I’ve wanted to read this book for ages, and I finally found the time to sit down and enjoy it to the fullest. I’m tempted to end the review here and now, simply by saying that this book is great and you have to read it. So if you trust me you don’t have to read on, just read the book!
Roy Osherove is able to explain the concepts of unit testing in the simplest way possible, starting with the basics and moving on to the more advanced topics like writing testable code before finishing with an overview of design and process. This makes the book relevant whether you’re new to unit testing or refreshing your knowledge. All good so far, but what makes the book really shine is his thorough focus on best practices, how to write clean and maintainable unit tests. In other words, how to succeed with unit testing in the long run. He also gives an overview of how to fail with unit testing, giving real-life examples from projects he’s been working on.

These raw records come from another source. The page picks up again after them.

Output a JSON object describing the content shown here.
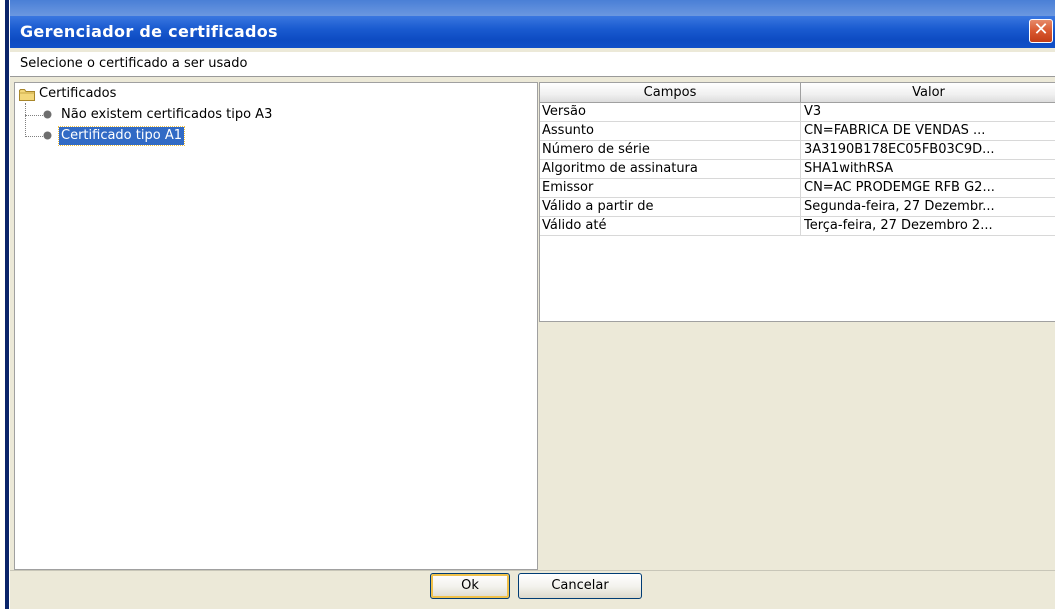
{
  "window": {
    "title": "Gerenciador de certificados",
    "close_glyph": "✕",
    "subtitle": "Selecione o certificado a ser usado"
  },
  "tree": {
    "root_label": "Certificados",
    "root_icon": "folder-icon",
    "items": [
      {
        "label": "Não existem certificados tipo A3",
        "selected": false,
        "icon": "node-bullet-icon"
      },
      {
        "label": "Certificado tipo A1",
        "selected": true,
        "icon": "node-bullet-icon"
      }
    ]
  },
  "table": {
    "headers": {
      "campos": "Campos",
      "valor": "Valor"
    },
    "rows": [
      {
        "campo": "Versão",
        "valor": "V3"
      },
      {
        "campo": "Assunto",
        "valor": "CN=FABRICA DE VENDAS ..."
      },
      {
        "campo": "Número de série",
        "valor": "3A3190B178EC05FB03C9D..."
      },
      {
        "campo": "Algoritmo de assinatura",
        "valor": "SHA1withRSA"
      },
      {
        "campo": "Emissor",
        "valor": "CN=AC PRODEMGE RFB G2..."
      },
      {
        "campo": "Válido a partir de",
        "valor": "Segunda-feira, 27 Dezembr..."
      },
      {
        "campo": "Válido até",
        "valor": "Terça-feira, 27 Dezembro 2..."
      }
    ]
  },
  "buttons": {
    "ok_label": "Ok",
    "cancel_label": "Cancelar"
  },
  "colors": {
    "titlebar": "#0d4bc2",
    "selection": "#316ac5",
    "close_button": "#d9582f",
    "dialog_background": "#ece9d8"
  }
}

The book was published in 2009, so the tools and testing frameworks used are a bit outdated. However, as the book is not written to teach you how to use a specific tool or framework, this doesn’t matter. What’s important is understanding why and when the tools are helpful and in what situations they are applicable. If you really want the tools and testing frameworks to be updated, you’ll be glad to know the 2nd edition is on its way.
The tone of the book is very informal, and it’s one of those books you can read just for fun. You don’t need to stack up on coffee beforehand, the book itself will keep you awake. What surprised me the most while reading it was the chapter on “Integrating unit testing into the organization”, which gives you advice on where to start if your company is not yet accustomed to unit testing, and how to get the managers onboard. It also contains all the answers to those difficult questions you will be asked if you decide to be the one to push for change in your company. I wish more books had a chapter like this! Being convinced by reading the book is a piece of cake, but being able to convince the rest of the organization can be quite a lot of work, and this chapter lightens the workload.
I could go on and on about how great this book is, but I’ll keep it short. I know for sure that this is not the only time I’ll read the book, I will probably re-read it over and over again to remind myself of Roy’s best practices. And I’ll definitely keep it close whenever I’m writing unit tests so that I can look up all his helpful tips when I get stuck. So go buy this book and enjoy! Or even better: wait until June when the 2nd edition is to be released!